#### Task inputs ####

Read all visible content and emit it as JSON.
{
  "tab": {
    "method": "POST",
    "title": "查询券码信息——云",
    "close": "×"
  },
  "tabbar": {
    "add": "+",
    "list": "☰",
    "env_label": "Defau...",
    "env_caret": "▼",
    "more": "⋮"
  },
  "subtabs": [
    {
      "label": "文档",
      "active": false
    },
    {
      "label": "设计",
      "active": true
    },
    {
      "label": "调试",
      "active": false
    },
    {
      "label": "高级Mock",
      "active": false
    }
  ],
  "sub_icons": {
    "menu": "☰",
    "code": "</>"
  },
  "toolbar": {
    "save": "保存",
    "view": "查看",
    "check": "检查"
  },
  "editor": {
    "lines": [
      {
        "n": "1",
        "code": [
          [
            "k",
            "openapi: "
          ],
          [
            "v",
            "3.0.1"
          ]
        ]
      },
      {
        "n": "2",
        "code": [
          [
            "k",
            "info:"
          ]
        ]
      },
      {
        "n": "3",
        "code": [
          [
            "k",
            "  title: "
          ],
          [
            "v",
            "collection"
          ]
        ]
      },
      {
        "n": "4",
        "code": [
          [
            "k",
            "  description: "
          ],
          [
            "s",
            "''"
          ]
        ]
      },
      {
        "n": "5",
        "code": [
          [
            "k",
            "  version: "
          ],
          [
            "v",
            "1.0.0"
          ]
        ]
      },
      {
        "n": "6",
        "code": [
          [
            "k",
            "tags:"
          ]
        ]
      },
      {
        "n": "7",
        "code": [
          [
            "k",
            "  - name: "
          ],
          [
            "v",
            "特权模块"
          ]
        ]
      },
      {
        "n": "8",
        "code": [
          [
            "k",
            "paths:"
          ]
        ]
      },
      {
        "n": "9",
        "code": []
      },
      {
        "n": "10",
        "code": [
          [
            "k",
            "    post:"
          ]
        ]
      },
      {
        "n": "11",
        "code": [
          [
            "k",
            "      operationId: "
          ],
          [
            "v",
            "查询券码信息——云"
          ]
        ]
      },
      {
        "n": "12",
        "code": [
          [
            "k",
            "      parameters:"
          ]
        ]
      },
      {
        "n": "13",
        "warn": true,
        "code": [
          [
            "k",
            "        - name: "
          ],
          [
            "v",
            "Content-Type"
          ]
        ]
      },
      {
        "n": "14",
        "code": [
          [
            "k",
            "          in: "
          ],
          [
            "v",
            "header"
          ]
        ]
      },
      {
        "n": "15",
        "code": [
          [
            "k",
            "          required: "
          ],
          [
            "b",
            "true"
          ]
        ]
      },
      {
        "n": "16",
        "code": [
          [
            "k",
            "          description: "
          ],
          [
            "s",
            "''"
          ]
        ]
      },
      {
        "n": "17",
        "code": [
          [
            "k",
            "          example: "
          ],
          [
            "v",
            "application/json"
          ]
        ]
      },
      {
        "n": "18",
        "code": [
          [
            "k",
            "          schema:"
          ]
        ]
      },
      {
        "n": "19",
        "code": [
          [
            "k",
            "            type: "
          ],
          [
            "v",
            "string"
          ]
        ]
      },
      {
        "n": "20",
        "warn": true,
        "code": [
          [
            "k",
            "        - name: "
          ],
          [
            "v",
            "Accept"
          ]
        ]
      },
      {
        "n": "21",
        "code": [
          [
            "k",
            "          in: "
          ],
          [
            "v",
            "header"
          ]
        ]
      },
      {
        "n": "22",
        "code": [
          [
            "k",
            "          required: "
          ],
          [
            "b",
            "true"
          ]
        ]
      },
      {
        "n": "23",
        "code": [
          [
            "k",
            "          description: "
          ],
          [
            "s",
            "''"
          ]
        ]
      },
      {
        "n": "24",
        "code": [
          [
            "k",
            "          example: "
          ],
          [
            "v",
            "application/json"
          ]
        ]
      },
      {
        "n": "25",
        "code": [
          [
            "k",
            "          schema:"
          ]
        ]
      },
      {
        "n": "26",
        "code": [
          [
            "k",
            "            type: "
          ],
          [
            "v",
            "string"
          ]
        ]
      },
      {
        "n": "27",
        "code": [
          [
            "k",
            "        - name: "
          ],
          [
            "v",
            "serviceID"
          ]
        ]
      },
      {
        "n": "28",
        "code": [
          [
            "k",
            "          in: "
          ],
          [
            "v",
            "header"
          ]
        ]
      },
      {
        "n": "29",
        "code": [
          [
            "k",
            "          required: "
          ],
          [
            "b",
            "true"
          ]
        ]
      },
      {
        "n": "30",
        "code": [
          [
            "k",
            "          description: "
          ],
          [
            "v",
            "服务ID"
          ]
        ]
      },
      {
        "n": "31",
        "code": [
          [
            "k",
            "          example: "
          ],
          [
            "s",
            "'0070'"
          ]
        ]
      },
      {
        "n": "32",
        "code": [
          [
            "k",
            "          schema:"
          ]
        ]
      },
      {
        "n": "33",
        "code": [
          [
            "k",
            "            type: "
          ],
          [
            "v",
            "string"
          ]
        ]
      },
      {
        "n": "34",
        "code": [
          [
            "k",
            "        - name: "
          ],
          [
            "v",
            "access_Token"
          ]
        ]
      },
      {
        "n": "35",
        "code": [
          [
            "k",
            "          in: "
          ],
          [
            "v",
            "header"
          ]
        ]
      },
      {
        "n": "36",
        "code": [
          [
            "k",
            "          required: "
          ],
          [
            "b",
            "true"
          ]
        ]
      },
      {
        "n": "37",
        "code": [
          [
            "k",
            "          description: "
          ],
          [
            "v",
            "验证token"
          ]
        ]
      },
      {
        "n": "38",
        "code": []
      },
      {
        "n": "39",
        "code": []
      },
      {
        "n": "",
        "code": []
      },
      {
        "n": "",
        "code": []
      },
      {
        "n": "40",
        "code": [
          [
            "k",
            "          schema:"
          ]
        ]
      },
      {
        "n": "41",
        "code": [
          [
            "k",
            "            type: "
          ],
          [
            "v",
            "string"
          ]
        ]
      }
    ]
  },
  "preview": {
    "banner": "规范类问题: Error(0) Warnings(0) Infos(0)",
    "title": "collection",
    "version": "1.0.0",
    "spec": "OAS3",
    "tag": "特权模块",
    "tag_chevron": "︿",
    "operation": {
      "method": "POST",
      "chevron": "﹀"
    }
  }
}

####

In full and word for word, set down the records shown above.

:: Answer area ::
Read all visible content and emit it as JSON.
{
  "tab": {
    "method": "POST",
    "title": "查询券码信息——云",
    "close": "×"
  },
  "tabbar": {
    "add": "+",
    "list": "☰",
    "env_label": "Defau...",
    "env_caret": "▼",
    "more": "⋮"
  },
  "subtabs": [
    {
      "label": "文档",
      "active": false
    },
    {
      "label": "设计",
      "active": true
    },
    {
      "label": "调试",
      "active": false
    },
    {
      "label": "高级Mock",
      "active": false
    }
  ],
  "sub_icons": {
    "menu": "☰",
    "code": "</>"
  },
  "toolbar": {
    "save": "保存",
    "view": "查看",
    "check": "检查"
  },
  "editor": {
    "lines": [
      {
        "n": "1",
        "code": [
          [
            "k",
            "openapi: "
          ],
          [
            "v",
            "3.0.1"
          ]
        ]
      },
      {
        "n": "2",
        "code": [
          [
            "k",
            "info:"
          ]
        ]
      },
      {
        "n": "3",
        "code": [
          [
            "k",
            "  title: "
          ],
          [
            "v",
            "collection"
          ]
        ]
      },
      {
        "n": "4",
        "code": [
          [
            "k",
            "  description: "
          ],
          [
            "s",
            "''"
          ]
        ]
      },
      {
        "n": "5",
        "code": [
          [
            "k",
            "  version: "
          ],
          [
            "v",
            "1.0.0"
          ]
        ]
      },
      {
        "n": "6",
        "code": [
          [
            "k",
            "tags:"
          ]
        ]
      },
      {
        "n": "7",
        "code": [
          [
            "k",
            "  - name: "
          ],
          [
            "v",
            "特权模块"
          ]
        ]
      },
      {
        "n": "8",
        "code": [
          [
            "k",
            "paths:"
          ]
        ]
      },
      {
        "n": "9",
        "code": []
      },
      {
        "n": "10",
        "code": [
          [
            "k",
            "    post:"
          ]
        ]
      },
      {
        "n": "11",
        "code": [
          [
            "k",
            "      operationId: "
          ],
          [
            "v",
            "查询券码信息——云"
          ]
        ]
      },
      {
        "n": "12",
        "code": [
          [
            "k",
            "      parameters:"
          ]
        ]
      },
      {
        "n": "13",
        "warn": true,
        "code": [
          [
            "k",
            "        - name: "
          ],
          [
            "v",
            "Content-Type"
          ]
        ]
      },
      {
        "n": "14",
        "code": [
          [
            "k",
            "          in: "
          ],
          [
            "v",
            "header"
          ]
        ]
      },
      {
        "n": "15",
        "code": [
          [
            "k",
            "          required: "
          ],
          [
            "b",
            "true"
          ]
        ]
      },
      {
        "n": "16",
        "code": [
          [
            "k",
            "          description: "
          ],
          [
            "s",
            "''"
          ]
        ]
      },
      {
        "n": "17",
        "code": [
          [
            "k",
            "          example: "
          ],
          [
            "v",
            "application/json"
          ]
        ]
      },
      {
        "n": "18",
        "code": [
          [
            "k",
            "          schema:"
          ]
        ]
      },
      {
        "n": "19",
        "code": [
          [
            "k",
            "            type: "
          ],
          [
            "v",
            "string"
          ]
        ]
      },
      {
        "n": "20",
        "warn": true,
        "code": [
          [
            "k",
            "        - name: "
          ],
          [
            "v",
            "Accept"
          ]
        ]
      },
      {
        "n": "21",
        "code": [
          [
            "k",
            "          in: "
          ],
          [
            "v",
            "header"
          ]
        ]
      },
      {
        "n": "22",
        "code": [
          [
            "k",
            "          required: "
          ],
          [
            "b",
            "true"
          ]
        ]
      },
      {
        "n": "23",
        "code": [
          [
            "k",
            "          description: "
          ],
          [
            "s",
            "''"
          ]
        ]
      },
      {
        "n": "24",
        "code": [
          [
            "k",
            "          example: "
          ],
          [
            "v",
            "application/json"
          ]
        ]
      },
      {
        "n": "25",
        "code": [
          [
            "k",
            "          schema:"
          ]
        ]
      },
      {
        "n": "26",
        "code": [
          [
            "k",
            "            type: "
          ],
          [
            "v",
            "string"
          ]
        ]
      },
      {
        "n": "27",
        "code": [
          [
            "k",
            "        - name: "
          ],
          [
            "v",
            "serviceID"
          ]
        ]
      },
      {
        "n": "28",
        "code": [
          [
            "k",
            "          in: "
          ],
          [
            "v",
            "header"
          ]
        ]
      },
      {
        "n": "29",
        "code": [
          [
            "k",
            "          required: "
          ],
          [
            "b",
            "true"
          ]
        ]
      },
      {
        "n": "30",
        "code": [
          [
            "k",
            "          description: "
          ],
          [
            "v",
            "服务ID"
          ]
        ]
      },
      {
        "n": "31",
        "code": [
          [
            "k",
            "          example: "
          ],
          [
            "s",
            "'0070'"
          ]
        ]
      },
      {
        "n": "32",
        "code": [
          [
            "k",
            "          schema:"
          ]
        ]
      },
      {
        "n": "33",
        "code": [
          [
            "k",
            "            type: "
          ],
          [
            "v",
            "string"
          ]
        ]
      },
      {
        "n": "34",
        "code": [
          [
            "k",
            "        - name: "
          ],
          [
            "v",
            "access_Token"
          ]
        ]
      },
      {
        "n": "35",
        "code": [
          [
            "k",
            "          in: "
          ],
          [
            "v",
            "header"
          ]
        ]
      },
      {
        "n": "36",
        "code": [
          [
            "k",
            "          required: "
          ],
          [
            "b",
            "true"
          ]
        ]
      },
      {
        "n": "37",
        "code": [
          [
            "k",
            "          description: "
          ],
          [
            "v",
            "验证token"
          ]
        ]
      },
      {
        "n": "38",
        "code": []
      },
      {
        "n": "39",
        "code": []
      },
      {
        "n": "",
        "code": []
      },
      {
        "n": "",
        "code": []
      },
      {
        "n": "40",
        "code": [
          [
            "k",
            "          schema:"
          ]
        ]
      },
      {
        "n": "41",
        "code": [
          [
            "k",
            "            type: "
          ],
          [
            "v",
            "string"
          ]
        ]
      }
    ]
  },
  "preview": {
    "banner": "规范类问题: Error(0) Warnings(0) Infos(0)",
    "title": "collection",
    "version": "1.0.0",
    "spec": "OAS3",
    "tag": "特权模块",
    "tag_chevron": "︿",
    "operation": {
      "method": "POST",
      "chevron": "﹀"
    }
  }
}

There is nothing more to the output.